**PROBLEM DESCRIPTION**:
Return the entries below in full. Keep every word as it is.

*** Opening INPUT ***

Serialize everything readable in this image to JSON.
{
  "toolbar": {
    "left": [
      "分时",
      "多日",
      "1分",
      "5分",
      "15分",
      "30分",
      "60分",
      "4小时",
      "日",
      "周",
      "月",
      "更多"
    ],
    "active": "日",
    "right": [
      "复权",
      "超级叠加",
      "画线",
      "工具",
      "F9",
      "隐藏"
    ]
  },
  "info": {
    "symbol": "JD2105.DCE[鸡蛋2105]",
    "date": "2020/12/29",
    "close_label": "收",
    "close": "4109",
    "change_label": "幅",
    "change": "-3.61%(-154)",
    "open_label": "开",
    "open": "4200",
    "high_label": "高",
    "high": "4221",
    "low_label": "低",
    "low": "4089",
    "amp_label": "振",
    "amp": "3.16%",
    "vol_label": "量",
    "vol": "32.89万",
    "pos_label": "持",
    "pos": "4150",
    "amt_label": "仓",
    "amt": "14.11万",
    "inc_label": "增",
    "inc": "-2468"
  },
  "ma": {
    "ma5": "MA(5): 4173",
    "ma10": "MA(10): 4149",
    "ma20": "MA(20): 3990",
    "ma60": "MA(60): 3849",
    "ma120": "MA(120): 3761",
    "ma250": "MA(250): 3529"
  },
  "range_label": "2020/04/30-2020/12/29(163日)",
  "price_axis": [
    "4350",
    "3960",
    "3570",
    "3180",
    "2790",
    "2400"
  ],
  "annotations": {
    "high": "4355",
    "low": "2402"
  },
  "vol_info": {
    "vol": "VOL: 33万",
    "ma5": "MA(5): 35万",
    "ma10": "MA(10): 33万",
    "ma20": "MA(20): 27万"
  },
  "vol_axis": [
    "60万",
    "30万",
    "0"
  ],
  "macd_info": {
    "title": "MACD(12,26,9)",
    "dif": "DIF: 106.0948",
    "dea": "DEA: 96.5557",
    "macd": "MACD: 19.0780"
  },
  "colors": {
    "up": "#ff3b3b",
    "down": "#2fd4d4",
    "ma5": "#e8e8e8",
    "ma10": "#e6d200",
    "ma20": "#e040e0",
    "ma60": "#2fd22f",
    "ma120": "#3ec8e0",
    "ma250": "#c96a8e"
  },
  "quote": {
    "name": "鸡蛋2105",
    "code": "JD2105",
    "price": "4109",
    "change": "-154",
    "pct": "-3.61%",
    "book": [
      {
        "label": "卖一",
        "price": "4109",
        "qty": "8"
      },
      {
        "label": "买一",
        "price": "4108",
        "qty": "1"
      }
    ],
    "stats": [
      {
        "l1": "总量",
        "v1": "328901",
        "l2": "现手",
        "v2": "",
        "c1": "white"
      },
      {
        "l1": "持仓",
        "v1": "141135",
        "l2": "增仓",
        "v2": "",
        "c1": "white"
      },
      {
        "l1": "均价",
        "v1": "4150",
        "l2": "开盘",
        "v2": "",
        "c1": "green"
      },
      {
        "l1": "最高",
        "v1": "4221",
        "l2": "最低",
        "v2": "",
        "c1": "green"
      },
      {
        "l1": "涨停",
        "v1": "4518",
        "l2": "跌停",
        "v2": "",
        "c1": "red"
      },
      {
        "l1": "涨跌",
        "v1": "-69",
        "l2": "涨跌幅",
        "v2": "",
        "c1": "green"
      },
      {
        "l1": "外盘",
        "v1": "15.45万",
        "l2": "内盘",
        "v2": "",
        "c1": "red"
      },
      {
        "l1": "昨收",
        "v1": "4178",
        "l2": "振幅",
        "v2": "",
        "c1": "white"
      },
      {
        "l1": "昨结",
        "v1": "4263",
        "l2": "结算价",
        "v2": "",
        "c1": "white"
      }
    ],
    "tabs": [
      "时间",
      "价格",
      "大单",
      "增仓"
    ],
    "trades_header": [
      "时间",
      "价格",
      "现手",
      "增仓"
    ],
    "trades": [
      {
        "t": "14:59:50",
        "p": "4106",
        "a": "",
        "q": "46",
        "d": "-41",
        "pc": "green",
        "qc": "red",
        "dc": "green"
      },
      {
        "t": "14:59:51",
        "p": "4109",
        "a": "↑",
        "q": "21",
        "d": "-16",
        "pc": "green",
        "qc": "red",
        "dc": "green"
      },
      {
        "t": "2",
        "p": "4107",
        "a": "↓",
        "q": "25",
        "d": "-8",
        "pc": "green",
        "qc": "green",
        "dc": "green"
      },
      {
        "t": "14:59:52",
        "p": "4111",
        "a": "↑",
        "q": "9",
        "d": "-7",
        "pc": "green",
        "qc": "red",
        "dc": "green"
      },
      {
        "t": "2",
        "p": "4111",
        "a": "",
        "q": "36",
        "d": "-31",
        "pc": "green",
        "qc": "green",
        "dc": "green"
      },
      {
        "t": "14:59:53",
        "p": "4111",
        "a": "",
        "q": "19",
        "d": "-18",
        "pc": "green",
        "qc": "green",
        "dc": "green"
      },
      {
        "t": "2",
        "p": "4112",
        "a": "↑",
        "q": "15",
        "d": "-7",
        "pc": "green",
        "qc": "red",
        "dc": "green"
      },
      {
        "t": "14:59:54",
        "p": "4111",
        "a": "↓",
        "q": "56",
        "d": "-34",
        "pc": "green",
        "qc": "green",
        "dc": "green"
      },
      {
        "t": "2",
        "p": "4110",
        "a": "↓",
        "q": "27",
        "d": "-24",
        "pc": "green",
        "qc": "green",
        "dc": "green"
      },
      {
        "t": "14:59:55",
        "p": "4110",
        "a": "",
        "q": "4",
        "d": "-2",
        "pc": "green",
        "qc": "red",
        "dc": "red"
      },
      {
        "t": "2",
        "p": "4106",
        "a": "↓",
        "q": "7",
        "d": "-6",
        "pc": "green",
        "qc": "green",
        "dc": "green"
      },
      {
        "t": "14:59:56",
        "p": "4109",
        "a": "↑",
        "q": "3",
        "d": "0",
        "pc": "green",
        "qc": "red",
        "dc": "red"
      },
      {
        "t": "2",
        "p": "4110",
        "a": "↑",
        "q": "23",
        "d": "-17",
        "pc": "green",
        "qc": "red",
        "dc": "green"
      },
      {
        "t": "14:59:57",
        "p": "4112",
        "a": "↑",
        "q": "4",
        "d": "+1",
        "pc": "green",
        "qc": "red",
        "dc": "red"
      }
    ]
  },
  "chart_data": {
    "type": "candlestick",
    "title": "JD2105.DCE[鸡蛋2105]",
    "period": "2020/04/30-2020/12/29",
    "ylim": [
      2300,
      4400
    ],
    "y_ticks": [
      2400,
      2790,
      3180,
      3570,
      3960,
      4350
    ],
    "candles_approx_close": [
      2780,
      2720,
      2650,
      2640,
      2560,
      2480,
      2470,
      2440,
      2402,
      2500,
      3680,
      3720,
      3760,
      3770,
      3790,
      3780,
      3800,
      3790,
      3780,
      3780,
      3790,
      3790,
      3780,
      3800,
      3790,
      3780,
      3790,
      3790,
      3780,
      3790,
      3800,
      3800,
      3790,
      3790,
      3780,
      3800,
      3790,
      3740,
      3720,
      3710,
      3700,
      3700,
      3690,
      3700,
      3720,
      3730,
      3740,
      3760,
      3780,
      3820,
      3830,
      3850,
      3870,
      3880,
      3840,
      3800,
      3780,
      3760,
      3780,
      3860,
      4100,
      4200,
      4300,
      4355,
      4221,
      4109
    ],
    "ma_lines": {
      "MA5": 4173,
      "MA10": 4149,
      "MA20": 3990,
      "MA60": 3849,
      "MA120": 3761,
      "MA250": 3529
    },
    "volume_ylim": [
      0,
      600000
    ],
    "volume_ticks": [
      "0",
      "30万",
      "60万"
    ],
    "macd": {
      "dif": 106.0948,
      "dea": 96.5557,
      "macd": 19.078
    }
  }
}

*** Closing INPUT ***

**WORKED SOLUTION**:
Serialize everything readable in this image to JSON.
{
  "toolbar": {
    "left": [
      "分时",
      "多日",
      "1分",
      "5分",
      "15分",
      "30分",
      "60分",
      "4小时",
      "日",
      "周",
      "月",
      "更多"
    ],
    "active": "日",
    "right": [
      "复权",
      "超级叠加",
      "画线",
      "工具",
      "F9",
      "隐藏"
    ]
  },
  "info": {
    "symbol": "JD2105.DCE[鸡蛋2105]",
    "date": "2020/12/29",
    "close_label": "收",
    "close": "4109",
    "change_label": "幅",
    "change": "-3.61%(-154)",
    "open_label": "开",
    "open": "4200",
    "high_label": "高",
    "high": "4221",
    "low_label": "低",
    "low": "4089",
    "amp_label": "振",
    "amp": "3.16%",
    "vol_label": "量",
    "vol": "32.89万",
    "pos_label": "持",
    "pos": "4150",
    "amt_label": "仓",
    "amt": "14.11万",
    "inc_label": "增",
    "inc": "-2468"
  },
  "ma": {
    "ma5": "MA(5): 4173",
    "ma10": "MA(10): 4149",
    "ma20": "MA(20): 3990",
    "ma60": "MA(60): 3849",
    "ma120": "MA(120): 3761",
    "ma250": "MA(250): 3529"
  },
  "range_label": "2020/04/30-2020/12/29(163日)",
  "price_axis": [
    "4350",
    "3960",
    "3570",
    "3180",
    "2790",
    "2400"
  ],
  "annotations": {
    "high": "4355",
    "low": "2402"
  },
  "vol_info": {
    "vol": "VOL: 33万",
    "ma5": "MA(5): 35万",
    "ma10": "MA(10): 33万",
    "ma20": "MA(20): 27万"
  },
  "vol_axis": [
    "60万",
    "30万",
    "0"
  ],
  "macd_info": {
    "title": "MACD(12,26,9)",
    "dif": "DIF: 106.0948",
    "dea": "DEA: 96.5557",
    "macd": "MACD: 19.0780"
  },
  "colors": {
    "up": "#ff3b3b",
    "down": "#2fd4d4",
    "ma5": "#e8e8e8",
    "ma10": "#e6d200",
    "ma20": "#e040e0",
    "ma60": "#2fd22f",
    "ma120": "#3ec8e0",
    "ma250": "#c96a8e"
  },
  "quote": {
    "name": "鸡蛋2105",
    "code": "JD2105",
    "price": "4109",
    "change": "-154",
    "pct": "-3.61%",
    "book": [
      {
        "label": "卖一",
        "price": "4109",
        "qty": "8"
      },
      {
        "label": "买一",
        "price": "4108",
        "qty": "1"
      }
    ],
    "stats": [
      {
        "l1": "总量",
        "v1": "328901",
        "l2": "现手",
        "v2": "",
        "c1": "white"
      },
      {
        "l1": "持仓",
        "v1": "141135",
        "l2": "增仓",
        "v2": "",
        "c1": "white"
      },
      {
        "l1": "均价",
        "v1": "4150",
        "l2": "开盘",
        "v2": "",
        "c1": "green"
      },
      {
        "l1": "最高",
        "v1": "4221",
        "l2": "最低",
        "v2": "",
        "c1": "green"
      },
      {
        "l1": "涨停",
        "v1": "4518",
        "l2": "跌停",
        "v2": "",
        "c1": "red"
      },
      {
        "l1": "涨跌",
        "v1": "-69",
        "l2": "涨跌幅",
        "v2": "",
        "c1": "green"
      },
      {
        "l1": "外盘",
        "v1": "15.45万",
        "l2": "内盘",
        "v2": "",
        "c1": "red"
      },
      {
        "l1": "昨收",
        "v1": "4178",
        "l2": "振幅",
        "v2": "",
        "c1": "white"
      },
      {
        "l1": "昨结",
        "v1": "4263",
        "l2": "结算价",
        "v2": "",
        "c1": "white"
      }
    ],
    "tabs": [
      "时间",
      "价格",
      "大单",
      "增仓"
    ],
    "trades_header": [
      "时间",
      "价格",
      "现手",
      "增仓"
    ],
    "trades": [
      {
        "t": "14:59:50",
        "p": "4106",
        "a": "",
        "q": "46",
        "d": "-41",
        "pc": "green",
        "qc": "red",
        "dc": "green"
      },
      {
        "t": "14:59:51",
        "p": "4109",
        "a": "↑",
        "q": "21",
        "d": "-16",
        "pc": "green",
        "qc": "red",
        "dc": "green"
      },
      {
        "t": "2",
        "p": "4107",
        "a": "↓",
        "q": "25",
        "d": "-8",
        "pc": "green",
        "qc": "green",
        "dc": "green"
      },
      {
        "t": "14:59:52",
        "p": "4111",
        "a": "↑",
        "q": "9",
        "d": "-7",
        "pc": "green",
        "qc": "red",
        "dc": "green"
      },
      {
        "t": "2",
        "p": "4111",
        "a": "",
        "q": "36",
        "d": "-31",
        "pc": "green",
        "qc": "green",
        "dc": "green"
      },
      {
        "t": "14:59:53",
        "p": "4111",
        "a": "",
        "q": "19",
        "d": "-18",
        "pc": "green",
        "qc": "green",
        "dc": "green"
      },
      {
        "t": "2",
        "p": "4112",
        "a": "↑",
        "q": "15",
        "d": "-7",
        "pc": "green",
        "qc": "red",
        "dc": "green"
      },
      {
        "t": "14:59:54",
        "p": "4111",
        "a": "↓",
        "q": "56",
        "d": "-34",
        "pc": "green",
        "qc": "green",
        "dc": "green"
      },
      {
        "t": "2",
        "p": "4110",
        "a": "↓",
        "q": "27",
        "d": "-24",
        "pc": "green",
        "qc": "green",
        "dc": "green"
      },
      {
        "t": "14:59:55",
        "p": "4110",
        "a": "",
        "q": "4",
        "d": "-2",
        "pc": "green",
        "qc": "red",
        "dc": "red"
      },
      {
        "t": "2",
        "p": "4106",
        "a": "↓",
        "q": "7",
        "d": "-6",
        "pc": "green",
        "qc": "green",
        "dc": "green"
      },
      {
        "t": "14:59:56",
        "p": "4109",
        "a": "↑",
        "q": "3",
        "d": "0",
        "pc": "green",
        "qc": "red",
        "dc": "red"
      },
      {
        "t": "2",
        "p": "4110",
        "a": "↑",
        "q": "23",
        "d": "-17",
        "pc": "green",
        "qc": "red",
        "dc": "green"
      },
      {
        "t": "14:59:57",
        "p": "4112",
        "a": "↑",
        "q": "4",
        "d": "+1",
        "pc": "green",
        "qc": "red",
        "dc": "red"
      }
    ]
  },
  "chart_data": {
    "type": "candlestick",
    "title": "JD2105.DCE[鸡蛋2105]",
    "period": "2020/04/30-2020/12/29",
    "ylim": [
      2300,
      4400
    ],
    "y_ticks": [
      2400,
      2790,
      3180,
      3570,
      3960,
      4350
    ],
    "candles_approx_close": [
      2780,
      2720,
      2650,
      2640,
      2560,
      2480,
      2470,
      2440,
      2402,
      2500,
      3680,
      3720,
      3760,
      3770,
      3790,
      3780,
      3800,
      3790,
      3780,
      3780,
      3790,
      3790,
      3780,
      3800,
      3790,
      3780,
      3790,
      3790,
      3780,
      3790,
      3800,
      3800,
      3790,
      3790,
      3780,
      3800,
      3790,
      3740,
      3720,
      3710,
      3700,
      3700,
      3690,
      3700,
      3720,
      3730,
      3740,
      3760,
      3780,
      3820,
      3830,
      3850,
      3870,
      3880,
      3840,
      3800,
      3780,
      3760,
      3780,
      3860,
      4100,
      4200,
      4300,
      4355,
      4221,
      4109
    ],
    "ma_lines": {
      "MA5": 4173,
      "MA10": 4149,
      "MA20": 3990,
      "MA60": 3849,
      "MA120": 3761,
      "MA250": 3529
    },
    "volume_ylim": [
      0,
      600000
    ],
    "volume_ticks": [
      "0",
      "30万",
      "60万"
    ],
    "macd": {
      "dif": 106.0948,
      "dea": 96.5557,
      "macd": 19.078
    }
  }
}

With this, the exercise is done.